Visit Emmas blog at www.EmmasHopeBook.com
A year ago tomorrow, when I began this blog, we had just returned from Costa Rica where we took Emma for her first stem cell treatment. We were filled with anticipation, fear and excitement, alternating between fantasies of miraculous recovery and tremendous uncertainty and worry. Like most things in life, we could not predict what the future would hold. We could not know that a year later we would be where we are now, that Emma would be where she now is.
So a quick review… Emma has hit so many milestones in the past year it is difficult to say one is more significant than another. My immediate thought was the most important thing in the past year has been that Emma is learning to read and write (more on that later) and while that is certainly an incredible achievement, when I consider that she is also completely toilet trained, even during the night, that too seems equally significant. I know of families with autistic children – now in their teens – who wear a diaper to bed, with no end in sight. The endless changing of sheets each morning is something I am grateful not to be confronted with. In addition, Emma use to wake up in the middle of the night, often more than once, leaving all of us exhausted to the point of hallucinating. Until we had Emma I had never known exhaustion such as that – to be woken and kept up for hours at a time, only to then face a full day of work where you must function, make decisions and not fall asleep during meetings, is nothing short of surreal. Emma rarely wakes us these days, though she did keep her brother up last night. Poor Nic was showing all the signs of exhaustion we have come to know so well. We will speak with Emma, (which is another milestone) and remind her that she cannot do this.
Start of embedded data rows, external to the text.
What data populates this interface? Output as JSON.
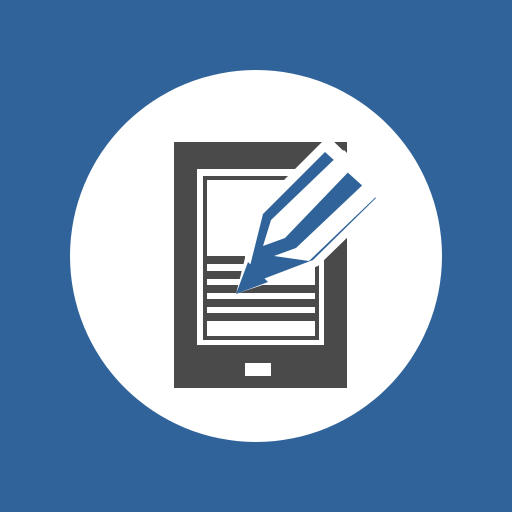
{
  "icon": {
    "name": "tablet-edit-icon",
    "background_color": "#2f6399",
    "circle_color": "#ffffff",
    "tablet_color": "#4a4a4a",
    "screen_color": "#ffffff",
    "pencil_color": "#2f6399",
    "pencil_outline_color": "#ffffff"
  }
}
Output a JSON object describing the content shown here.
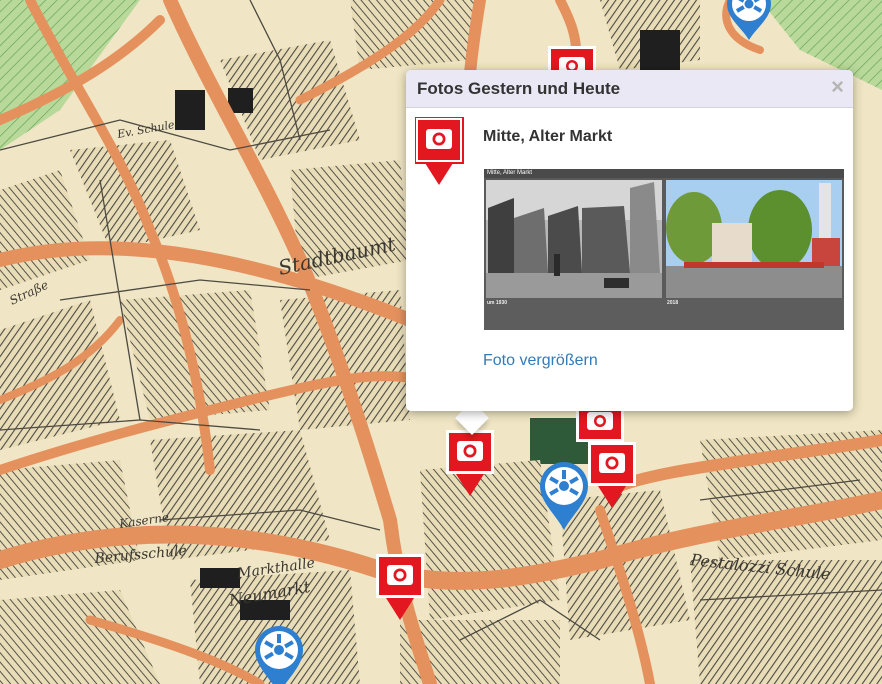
{
  "map": {
    "street_labels": [
      "Stadtbaumt",
      "Markthalle",
      "Neumarkt",
      "Pestalozzi Schule",
      "Berufsschule",
      "Kaserne",
      "Ev. Schule",
      "Straße"
    ]
  },
  "popup": {
    "title": "Fotos Gestern und Heute",
    "close_label": "×",
    "place": "Mitte, Alter Markt",
    "photo": {
      "header": "Mitte, Alter Markt",
      "left_year": "um 1930",
      "right_year": "2018"
    },
    "enlarge_link": "Foto vergrößern"
  },
  "colors": {
    "marker_red": "#e3171f",
    "marker_blue": "#2f7fd0",
    "link": "#337ab7"
  },
  "icons": [
    "camera-marker-icon",
    "info-marker-icon",
    "close-icon"
  ]
}
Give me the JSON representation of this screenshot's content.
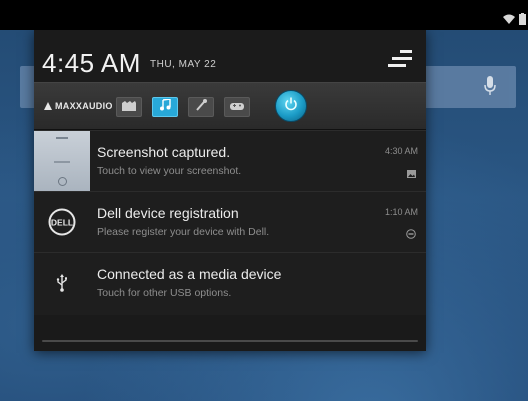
{
  "status_bar": {
    "icons": [
      "wifi-icon",
      "battery-icon"
    ]
  },
  "notification_header": {
    "time": "4:45 AM",
    "date": "THU, MAY 22",
    "quick_settings_icon": "quick-settings-icon"
  },
  "maxx_audio": {
    "label": "MAXXAUDIO",
    "presets": [
      {
        "icon": "movie-icon",
        "active": false
      },
      {
        "icon": "music-icon",
        "active": true
      },
      {
        "icon": "voice-icon",
        "active": false
      },
      {
        "icon": "game-icon",
        "active": false
      }
    ],
    "power_icon": "power-icon"
  },
  "notifications": [
    {
      "title": "Screenshot captured.",
      "subtitle": "Touch to view your screenshot.",
      "time": "4:30 AM",
      "icon": "screenshot-thumbnail",
      "small_icon": "image-icon"
    },
    {
      "title": "Dell device registration",
      "subtitle": "Please register your device with Dell.",
      "time": "1:10 AM",
      "icon": "dell-logo-icon",
      "small_icon": "dell-small-icon"
    },
    {
      "title": "Connected as a media device",
      "subtitle": "Touch for other USB options.",
      "time": "",
      "icon": "usb-icon",
      "small_icon": ""
    }
  ],
  "colors": {
    "accent": "#28a8d8",
    "shade_bg": "#1e1e1e",
    "wallpaper": "#2a5683"
  }
}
Emma is speaking in longer, more coherent and increasingly complex sentences. She is expressing herself in more sophisticated ways and is showing genuine empathy for others. She is also initiating more. She has formed friendships with specific children at her school, requests to see her cousins, is clearly upset when told they are not available to come over. Emma seeks out our company, often requesting that one of us join her in her room to watch a movie with her on her computer or play specific games with her. While staying in Aspen with my mother, Emma approached her Granma and said, “Granma can’t snap her fingers. Granma hurt.” She then gently patted my mother’s arthritic fingers.
“No my fingers can’t do that any more,” my mother said, showing Emma her arthritic fingers.
Emma stared at them for a moment and then reached over and tried to snap them. We heard my mother’s knuckles crack as Emma did her best to assist in helping my mother snap her fingers.
“Oh no!” I said, looking over at my mother with concern. ”Are you alright?”
My mother was laughing so hard she couldn’t speak and simply nodded her head. Emma looked on with a grin, trying over and over again to snap her Granma’s fingers. It was a wonderful moment between my mother, whose knuckles kept cracking, much to Emma’s delight and Emma.
The next morning my mother entered the kitchen and said, “Good morning Emmy!”
To which Emma responded, “Good morning Grammy!”
To date we have taken Emma to Central America for stem cell treatments three times now. We have not decided whether we will return for a fourth treatment in the next few months until we have some blood work done to measure her cytokines.
Yesterday as I worked with Emma on her literacy program I handed Emma an index card which said, “the man”. I had laid out a toy plane, a truck, a man and a kid on the table. I handed Emma the index card and said, “Give me this one.”
Without hesitation Emma picked up the toy man and handed him to me. These are the moments, moments I could not allow myself to wish for a year ago, that take my breath away.
Emma is progressing beyond my wildest dreams.